Exercise -> Word for word, return the entries listed below.

- - - - -

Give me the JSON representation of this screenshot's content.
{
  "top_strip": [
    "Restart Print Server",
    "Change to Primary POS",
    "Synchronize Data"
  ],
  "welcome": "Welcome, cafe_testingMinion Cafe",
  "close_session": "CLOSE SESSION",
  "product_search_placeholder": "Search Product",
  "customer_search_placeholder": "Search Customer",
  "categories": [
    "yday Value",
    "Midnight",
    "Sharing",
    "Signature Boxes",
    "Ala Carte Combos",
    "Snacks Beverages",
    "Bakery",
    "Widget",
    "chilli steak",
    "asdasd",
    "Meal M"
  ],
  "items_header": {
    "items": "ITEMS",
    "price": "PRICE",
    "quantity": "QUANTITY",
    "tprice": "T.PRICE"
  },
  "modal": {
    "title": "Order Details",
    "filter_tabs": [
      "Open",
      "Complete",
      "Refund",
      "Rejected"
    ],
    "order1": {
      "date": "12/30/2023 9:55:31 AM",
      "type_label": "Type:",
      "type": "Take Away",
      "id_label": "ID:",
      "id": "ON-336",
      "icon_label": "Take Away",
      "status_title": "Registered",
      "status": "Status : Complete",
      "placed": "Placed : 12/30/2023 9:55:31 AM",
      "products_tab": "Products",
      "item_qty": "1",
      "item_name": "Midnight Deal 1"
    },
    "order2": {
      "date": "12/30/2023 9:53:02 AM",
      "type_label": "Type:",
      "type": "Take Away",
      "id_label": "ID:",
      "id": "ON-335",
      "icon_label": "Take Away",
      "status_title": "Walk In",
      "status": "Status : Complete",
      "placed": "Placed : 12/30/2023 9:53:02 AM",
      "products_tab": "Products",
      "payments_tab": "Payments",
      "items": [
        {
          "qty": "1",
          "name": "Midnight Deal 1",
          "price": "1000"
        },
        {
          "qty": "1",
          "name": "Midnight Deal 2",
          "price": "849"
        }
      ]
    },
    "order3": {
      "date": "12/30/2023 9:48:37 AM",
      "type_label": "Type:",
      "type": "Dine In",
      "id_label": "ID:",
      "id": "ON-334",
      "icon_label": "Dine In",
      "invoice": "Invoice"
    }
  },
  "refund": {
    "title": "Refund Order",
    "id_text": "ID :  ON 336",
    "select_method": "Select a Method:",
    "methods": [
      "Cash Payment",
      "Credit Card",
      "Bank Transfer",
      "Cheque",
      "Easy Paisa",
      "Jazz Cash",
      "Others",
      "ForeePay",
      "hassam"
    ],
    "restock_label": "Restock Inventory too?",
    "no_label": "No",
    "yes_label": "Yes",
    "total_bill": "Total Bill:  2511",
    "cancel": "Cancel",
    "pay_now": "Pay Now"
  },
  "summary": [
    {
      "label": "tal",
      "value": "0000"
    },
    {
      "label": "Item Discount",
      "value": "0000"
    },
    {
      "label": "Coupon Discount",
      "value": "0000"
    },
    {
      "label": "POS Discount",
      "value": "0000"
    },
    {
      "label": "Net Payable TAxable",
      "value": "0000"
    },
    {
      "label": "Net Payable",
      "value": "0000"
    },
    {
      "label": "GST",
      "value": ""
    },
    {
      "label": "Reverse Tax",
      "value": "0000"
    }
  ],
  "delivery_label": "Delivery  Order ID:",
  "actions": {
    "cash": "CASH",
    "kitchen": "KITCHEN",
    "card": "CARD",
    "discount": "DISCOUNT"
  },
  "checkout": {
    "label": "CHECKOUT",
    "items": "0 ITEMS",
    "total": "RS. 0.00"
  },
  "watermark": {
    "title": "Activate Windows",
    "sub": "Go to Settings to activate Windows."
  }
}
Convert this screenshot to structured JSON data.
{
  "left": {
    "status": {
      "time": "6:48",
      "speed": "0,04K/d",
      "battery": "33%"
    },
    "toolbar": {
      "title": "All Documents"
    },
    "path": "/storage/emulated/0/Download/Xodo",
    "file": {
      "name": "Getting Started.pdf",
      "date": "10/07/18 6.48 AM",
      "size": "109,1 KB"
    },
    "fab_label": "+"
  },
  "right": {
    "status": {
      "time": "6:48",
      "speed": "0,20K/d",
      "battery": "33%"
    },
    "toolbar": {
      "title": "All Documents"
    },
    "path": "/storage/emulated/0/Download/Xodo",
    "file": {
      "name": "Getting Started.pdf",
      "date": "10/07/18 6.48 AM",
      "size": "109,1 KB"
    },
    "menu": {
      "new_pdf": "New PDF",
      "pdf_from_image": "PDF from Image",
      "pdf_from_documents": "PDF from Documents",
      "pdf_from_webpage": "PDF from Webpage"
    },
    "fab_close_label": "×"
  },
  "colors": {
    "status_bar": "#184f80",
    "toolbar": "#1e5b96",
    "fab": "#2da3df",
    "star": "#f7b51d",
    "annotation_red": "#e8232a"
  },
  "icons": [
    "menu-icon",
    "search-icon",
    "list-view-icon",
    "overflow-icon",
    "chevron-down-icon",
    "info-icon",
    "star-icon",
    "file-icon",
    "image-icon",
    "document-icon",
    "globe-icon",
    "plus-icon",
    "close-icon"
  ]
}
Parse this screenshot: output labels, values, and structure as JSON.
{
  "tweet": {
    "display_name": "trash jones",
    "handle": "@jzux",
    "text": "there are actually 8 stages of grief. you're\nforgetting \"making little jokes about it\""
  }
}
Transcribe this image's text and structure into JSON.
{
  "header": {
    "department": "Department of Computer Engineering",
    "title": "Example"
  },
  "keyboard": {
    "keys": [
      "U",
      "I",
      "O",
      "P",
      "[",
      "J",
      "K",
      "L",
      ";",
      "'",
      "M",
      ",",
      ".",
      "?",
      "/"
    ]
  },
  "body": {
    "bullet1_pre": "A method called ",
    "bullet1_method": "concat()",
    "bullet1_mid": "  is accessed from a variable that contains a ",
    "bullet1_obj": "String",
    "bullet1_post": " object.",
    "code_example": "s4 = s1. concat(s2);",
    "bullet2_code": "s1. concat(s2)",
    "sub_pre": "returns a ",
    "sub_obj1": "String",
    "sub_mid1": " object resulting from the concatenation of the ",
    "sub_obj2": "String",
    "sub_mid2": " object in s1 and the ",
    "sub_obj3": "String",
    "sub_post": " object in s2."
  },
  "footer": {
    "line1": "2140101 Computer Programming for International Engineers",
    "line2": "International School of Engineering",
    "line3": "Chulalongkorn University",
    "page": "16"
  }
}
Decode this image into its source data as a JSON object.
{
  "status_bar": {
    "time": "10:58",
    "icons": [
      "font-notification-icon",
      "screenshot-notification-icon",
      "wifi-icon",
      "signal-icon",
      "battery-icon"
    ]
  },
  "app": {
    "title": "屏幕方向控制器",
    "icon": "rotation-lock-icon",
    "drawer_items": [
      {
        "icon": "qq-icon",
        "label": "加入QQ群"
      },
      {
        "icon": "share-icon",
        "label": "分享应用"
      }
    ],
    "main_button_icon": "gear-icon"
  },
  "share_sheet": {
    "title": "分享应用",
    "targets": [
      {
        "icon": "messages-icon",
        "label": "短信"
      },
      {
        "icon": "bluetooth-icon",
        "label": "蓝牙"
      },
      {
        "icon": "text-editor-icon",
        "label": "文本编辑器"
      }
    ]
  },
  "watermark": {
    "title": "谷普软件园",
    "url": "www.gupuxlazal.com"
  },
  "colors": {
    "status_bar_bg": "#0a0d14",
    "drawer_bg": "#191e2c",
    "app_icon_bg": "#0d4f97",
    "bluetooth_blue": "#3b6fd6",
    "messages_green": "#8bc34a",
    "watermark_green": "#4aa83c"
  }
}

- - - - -

Problem solution ->
Give me the JSON representation of this screenshot's content.
{
  "top_strip": [
    "Restart Print Server",
    "Change to Primary POS",
    "Synchronize Data"
  ],
  "welcome": "Welcome, cafe_testingMinion Cafe",
  "close_session": "CLOSE SESSION",
  "product_search_placeholder": "Search Product",
  "customer_search_placeholder": "Search Customer",
  "categories": [
    "yday Value",
    "Midnight",
    "Sharing",
    "Signature Boxes",
    "Ala Carte Combos",
    "Snacks Beverages",
    "Bakery",
    "Widget",
    "chilli steak",
    "asdasd",
    "Meal M"
  ],
  "items_header": {
    "items": "ITEMS",
    "price": "PRICE",
    "quantity": "QUANTITY",
    "tprice": "T.PRICE"
  },
  "modal": {
    "title": "Order Details",
    "filter_tabs": [
      "Open",
      "Complete",
      "Refund",
      "Rejected"
    ],
    "order1": {
      "date": "12/30/2023 9:55:31 AM",
      "type_label": "Type:",
      "type": "Take Away",
      "id_label": "ID:",
      "id": "ON-336",
      "icon_label": "Take Away",
      "status_title": "Registered",
      "status": "Status : Complete",
      "placed": "Placed : 12/30/2023 9:55:31 AM",
      "products_tab": "Products",
      "item_qty": "1",
      "item_name": "Midnight Deal 1"
    },
    "order2": {
      "date": "12/30/2023 9:53:02 AM",
      "type_label": "Type:",
      "type": "Take Away",
      "id_label": "ID:",
      "id": "ON-335",
      "icon_label": "Take Away",
      "status_title": "Walk In",
      "status": "Status : Complete",
      "placed": "Placed : 12/30/2023 9:53:02 AM",
      "products_tab": "Products",
      "payments_tab": "Payments",
      "items": [
        {
          "qty": "1",
          "name": "Midnight Deal 1",
          "price": "1000"
        },
        {
          "qty": "1",
          "name": "Midnight Deal 2",
          "price": "849"
        }
      ]
    },
    "order3": {
      "date": "12/30/2023 9:48:37 AM",
      "type_label": "Type:",
      "type": "Dine In",
      "id_label": "ID:",
      "id": "ON-334",
      "icon_label": "Dine In",
      "invoice": "Invoice"
    }
  },
  "refund": {
    "title": "Refund Order",
    "id_text": "ID :  ON 336",
    "select_method": "Select a Method:",
    "methods": [
      "Cash Payment",
      "Credit Card",
      "Bank Transfer",
      "Cheque",
      "Easy Paisa",
      "Jazz Cash",
      "Others",
      "ForeePay",
      "hassam"
    ],
    "restock_label": "Restock Inventory too?",
    "no_label": "No",
    "yes_label": "Yes",
    "total_bill": "Total Bill:  2511",
    "cancel": "Cancel",
    "pay_now": "Pay Now"
  },
  "summary": [
    {
      "label": "tal",
      "value": "0000"
    },
    {
      "label": "Item Discount",
      "value": "0000"
    },
    {
      "label": "Coupon Discount",
      "value": "0000"
    },
    {
      "label": "POS Discount",
      "value": "0000"
    },
    {
      "label": "Net Payable TAxable",
      "value": "0000"
    },
    {
      "label": "Net Payable",
      "value": "0000"
    },
    {
      "label": "GST",
      "value": ""
    },
    {
      "label": "Reverse Tax",
      "value": "0000"
    }
  ],
  "delivery_label": "Delivery  Order ID:",
  "actions": {
    "cash": "CASH",
    "kitchen": "KITCHEN",
    "card": "CARD",
    "discount": "DISCOUNT"
  },
  "checkout": {
    "label": "CHECKOUT",
    "items": "0 ITEMS",
    "total": "RS. 0.00"
  },
  "watermark": {
    "title": "Activate Windows",
    "sub": "Go to Settings to activate Windows."
  }
}
Convert this screenshot to structured JSON data.
{
  "left": {
    "status": {
      "time": "6:48",
      "speed": "0,04K/d",
      "battery": "33%"
    },
    "toolbar": {
      "title": "All Documents"
    },
    "path": "/storage/emulated/0/Download/Xodo",
    "file": {
      "name": "Getting Started.pdf",
      "date": "10/07/18 6.48 AM",
      "size": "109,1 KB"
    },
    "fab_label": "+"
  },
  "right": {
    "status": {
      "time": "6:48",
      "speed": "0,20K/d",
      "battery": "33%"
    },
    "toolbar": {
      "title": "All Documents"
    },
    "path": "/storage/emulated/0/Download/Xodo",
    "file": {
      "name": "Getting Started.pdf",
      "date": "10/07/18 6.48 AM",
      "size": "109,1 KB"
    },
    "menu": {
      "new_pdf": "New PDF",
      "pdf_from_image": "PDF from Image",
      "pdf_from_documents": "PDF from Documents",
      "pdf_from_webpage": "PDF from Webpage"
    },
    "fab_close_label": "×"
  },
  "colors": {
    "status_bar": "#184f80",
    "toolbar": "#1e5b96",
    "fab": "#2da3df",
    "star": "#f7b51d",
    "annotation_red": "#e8232a"
  },
  "icons": [
    "menu-icon",
    "search-icon",
    "list-view-icon",
    "overflow-icon",
    "chevron-down-icon",
    "info-icon",
    "star-icon",
    "file-icon",
    "image-icon",
    "document-icon",
    "globe-icon",
    "plus-icon",
    "close-icon"
  ]
}
Parse this screenshot: output labels, values, and structure as JSON.
{
  "tweet": {
    "display_name": "trash jones",
    "handle": "@jzux",
    "text": "there are actually 8 stages of grief. you're\nforgetting \"making little jokes about it\""
  }
}
Transcribe this image's text and structure into JSON.
{
  "header": {
    "department": "Department of Computer Engineering",
    "title": "Example"
  },
  "keyboard": {
    "keys": [
      "U",
      "I",
      "O",
      "P",
      "[",
      "J",
      "K",
      "L",
      ";",
      "'",
      "M",
      ",",
      ".",
      "?",
      "/"
    ]
  },
  "body": {
    "bullet1_pre": "A method called ",
    "bullet1_method": "concat()",
    "bullet1_mid": "  is accessed from a variable that contains a ",
    "bullet1_obj": "String",
    "bullet1_post": " object.",
    "code_example": "s4 = s1. concat(s2);",
    "bullet2_code": "s1. concat(s2)",
    "sub_pre": "returns a ",
    "sub_obj1": "String",
    "sub_mid1": " object resulting from the concatenation of the ",
    "sub_obj2": "String",
    "sub_mid2": " object in s1 and the ",
    "sub_obj3": "String",
    "sub_post": " object in s2."
  },
  "footer": {
    "line1": "2140101 Computer Programming for International Engineers",
    "line2": "International School of Engineering",
    "line3": "Chulalongkorn University",
    "page": "16"
  }
}
Decode this image into its source data as a JSON object.
{
  "status_bar": {
    "time": "10:58",
    "icons": [
      "font-notification-icon",
      "screenshot-notification-icon",
      "wifi-icon",
      "signal-icon",
      "battery-icon"
    ]
  },
  "app": {
    "title": "屏幕方向控制器",
    "icon": "rotation-lock-icon",
    "drawer_items": [
      {
        "icon": "qq-icon",
        "label": "加入QQ群"
      },
      {
        "icon": "share-icon",
        "label": "分享应用"
      }
    ],
    "main_button_icon": "gear-icon"
  },
  "share_sheet": {
    "title": "分享应用",
    "targets": [
      {
        "icon": "messages-icon",
        "label": "短信"
      },
      {
        "icon": "bluetooth-icon",
        "label": "蓝牙"
      },
      {
        "icon": "text-editor-icon",
        "label": "文本编辑器"
      }
    ]
  },
  "watermark": {
    "title": "谷普软件园",
    "url": "www.gupuxlazal.com"
  },
  "colors": {
    "status_bar_bg": "#0a0d14",
    "drawer_bg": "#191e2c",
    "app_icon_bg": "#0d4f97",
    "bluetooth_blue": "#3b6fd6",
    "messages_green": "#8bc34a",
    "watermark_green": "#4aa83c"
  }
}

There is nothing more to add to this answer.